• DATA EXTRACT:
[Start of section]

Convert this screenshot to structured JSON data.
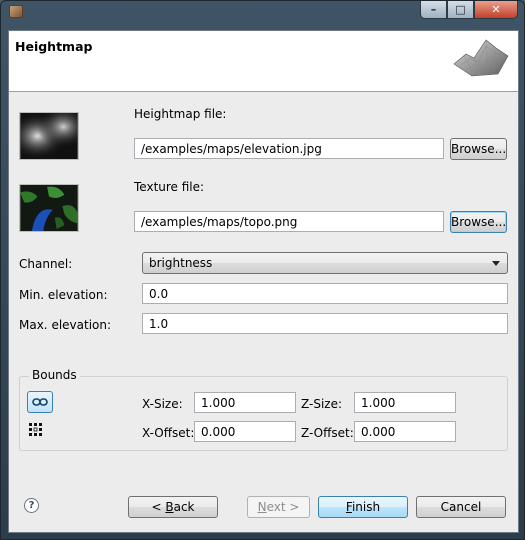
{
  "window": {
    "controls": {
      "minimize": "–",
      "maximize": "□",
      "close": "✕"
    }
  },
  "header": {
    "title": "Heightmap"
  },
  "heightmap": {
    "label": "Heightmap file:",
    "path": "/examples/maps/elevation.jpg",
    "browse_label": "Browse..."
  },
  "texture": {
    "label": "Texture file:",
    "path": "/examples/maps/topo.png",
    "browse_label": "Browse..."
  },
  "channel": {
    "label": "Channel:",
    "value": "brightness"
  },
  "min_elevation": {
    "label": "Min. elevation:",
    "value": "0.0"
  },
  "max_elevation": {
    "label": "Max. elevation:",
    "value": "1.0"
  },
  "bounds": {
    "title": "Bounds",
    "x_size": {
      "label": "X-Size:",
      "value": "1.000"
    },
    "z_size": {
      "label": "Z-Size:",
      "value": "1.000"
    },
    "x_offset": {
      "label": "X-Offset:",
      "value": "0.000"
    },
    "z_offset": {
      "label": "Z-Offset:",
      "value": "0.000"
    }
  },
  "footer": {
    "help": "?",
    "back_prefix": "< ",
    "back_mnemonic": "B",
    "back_rest": "ack",
    "next_mnemonic": "N",
    "next_rest": "ext >",
    "finish_mnemonic": "F",
    "finish_rest": "inish",
    "cancel": "Cancel"
  },
  "colors": {
    "accent": "#3c7fb1",
    "client_bg": "#ececec",
    "header_bg": "#ffffff",
    "titlebar": "#3f5566",
    "close_button": "#c2402a"
  },
  "icons": [
    "app-icon",
    "minimize-icon",
    "maximize-icon",
    "close-icon",
    "terrain-icon",
    "chevron-down-icon",
    "link-icon",
    "grid-icon",
    "help-icon"
  ]
}
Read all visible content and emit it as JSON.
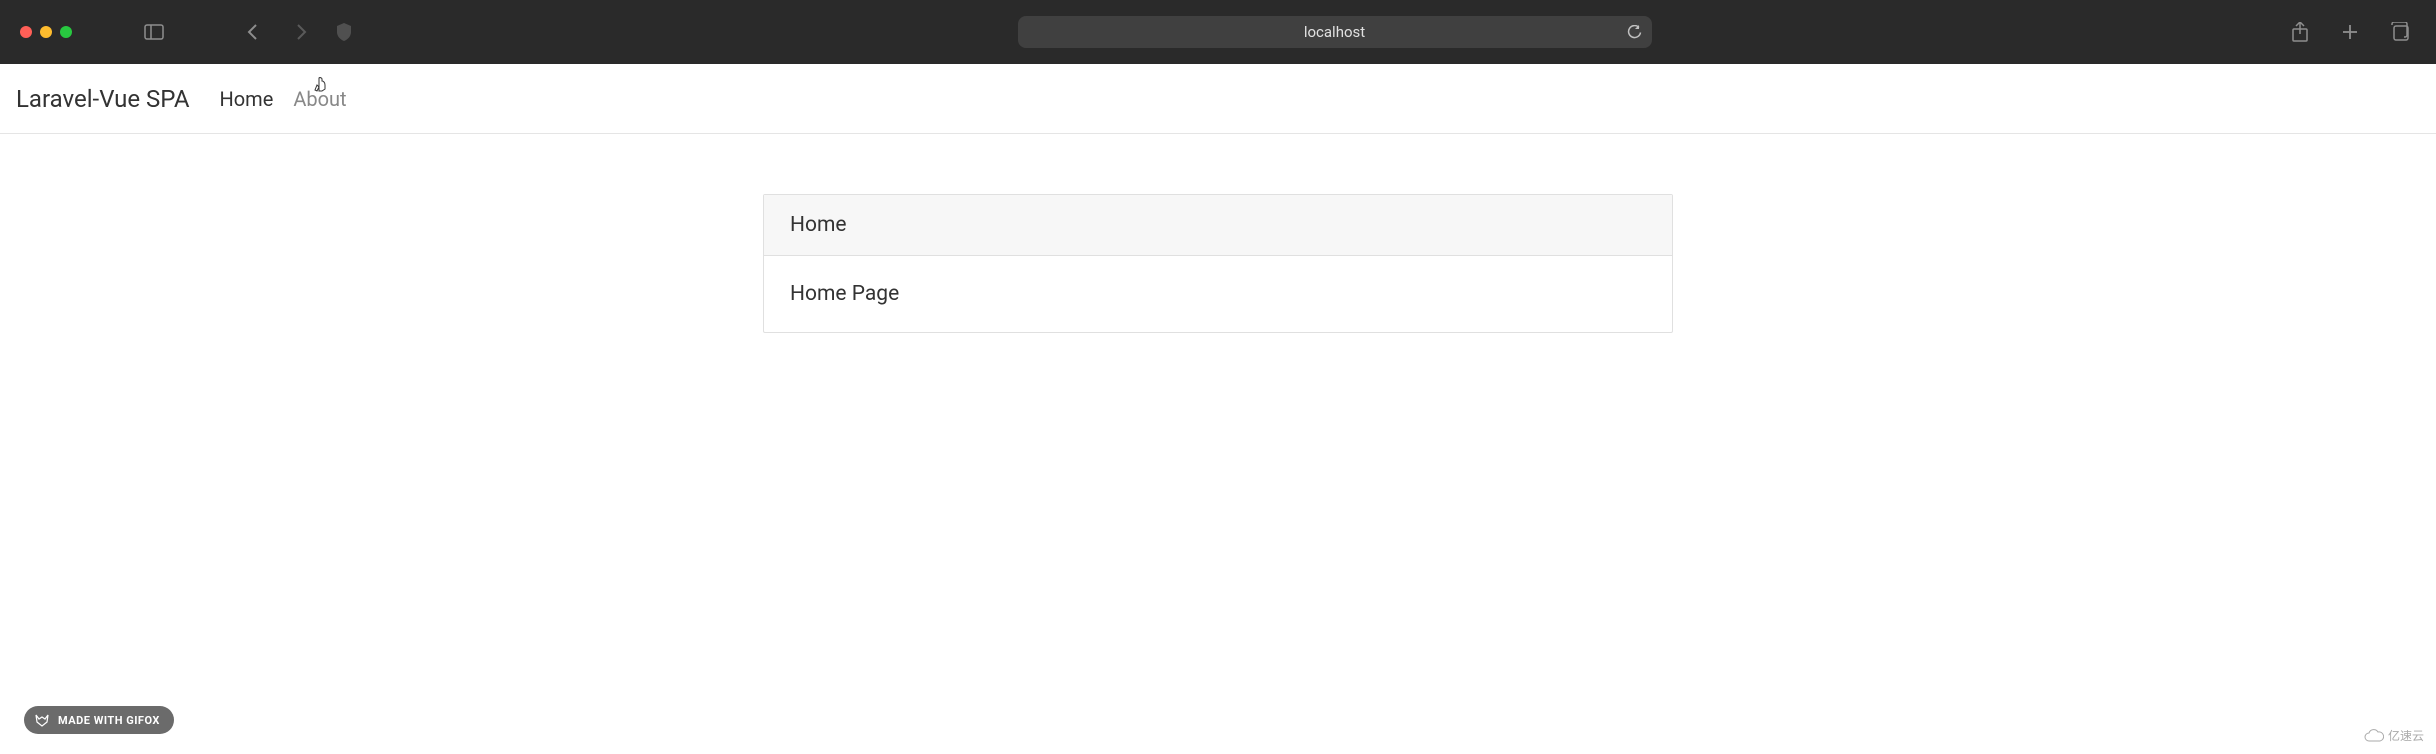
{
  "browser": {
    "url": "localhost"
  },
  "navbar": {
    "brand": "Laravel-Vue SPA",
    "links": [
      {
        "label": "Home"
      },
      {
        "label": "About"
      }
    ]
  },
  "card": {
    "title": "Home",
    "body": "Home Page"
  },
  "badge": {
    "text": "MADE WITH GIFOX"
  },
  "watermark": {
    "text": "亿速云"
  }
}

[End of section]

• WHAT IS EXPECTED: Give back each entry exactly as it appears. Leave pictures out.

• RESPONSE:
Convert this screenshot to structured JSON data.
{
  "window": {
    "controls": {
      "minimize": "–",
      "maximize": "□",
      "close": "✕"
    }
  },
  "header": {
    "title": "Heightmap"
  },
  "heightmap": {
    "label": "Heightmap file:",
    "path": "/examples/maps/elevation.jpg",
    "browse_label": "Browse..."
  },
  "texture": {
    "label": "Texture file:",
    "path": "/examples/maps/topo.png",
    "browse_label": "Browse..."
  },
  "channel": {
    "label": "Channel:",
    "value": "brightness"
  },
  "min_elevation": {
    "label": "Min. elevation:",
    "value": "0.0"
  },
  "max_elevation": {
    "label": "Max. elevation:",
    "value": "1.0"
  },
  "bounds": {
    "title": "Bounds",
    "x_size": {
      "label": "X-Size:",
      "value": "1.000"
    },
    "z_size": {
      "label": "Z-Size:",
      "value": "1.000"
    },
    "x_offset": {
      "label": "X-Offset:",
      "value": "0.000"
    },
    "z_offset": {
      "label": "Z-Offset:",
      "value": "0.000"
    }
  },
  "footer": {
    "help": "?",
    "back_prefix": "< ",
    "back_mnemonic": "B",
    "back_rest": "ack",
    "next_mnemonic": "N",
    "next_rest": "ext >",
    "finish_mnemonic": "F",
    "finish_rest": "inish",
    "cancel": "Cancel"
  },
  "colors": {
    "accent": "#3c7fb1",
    "client_bg": "#ececec",
    "header_bg": "#ffffff",
    "titlebar": "#3f5566",
    "close_button": "#c2402a"
  },
  "icons": [
    "app-icon",
    "minimize-icon",
    "maximize-icon",
    "close-icon",
    "terrain-icon",
    "chevron-down-icon",
    "link-icon",
    "grid-icon",
    "help-icon"
  ]
}
Read all visible content and emit it as JSON.
{
  "browser": {
    "url": "localhost"
  },
  "navbar": {
    "brand": "Laravel-Vue SPA",
    "links": [
      {
        "label": "Home"
      },
      {
        "label": "About"
      }
    ]
  },
  "card": {
    "title": "Home",
    "body": "Home Page"
  },
  "badge": {
    "text": "MADE WITH GIFOX"
  },
  "watermark": {
    "text": "亿速云"
  }
}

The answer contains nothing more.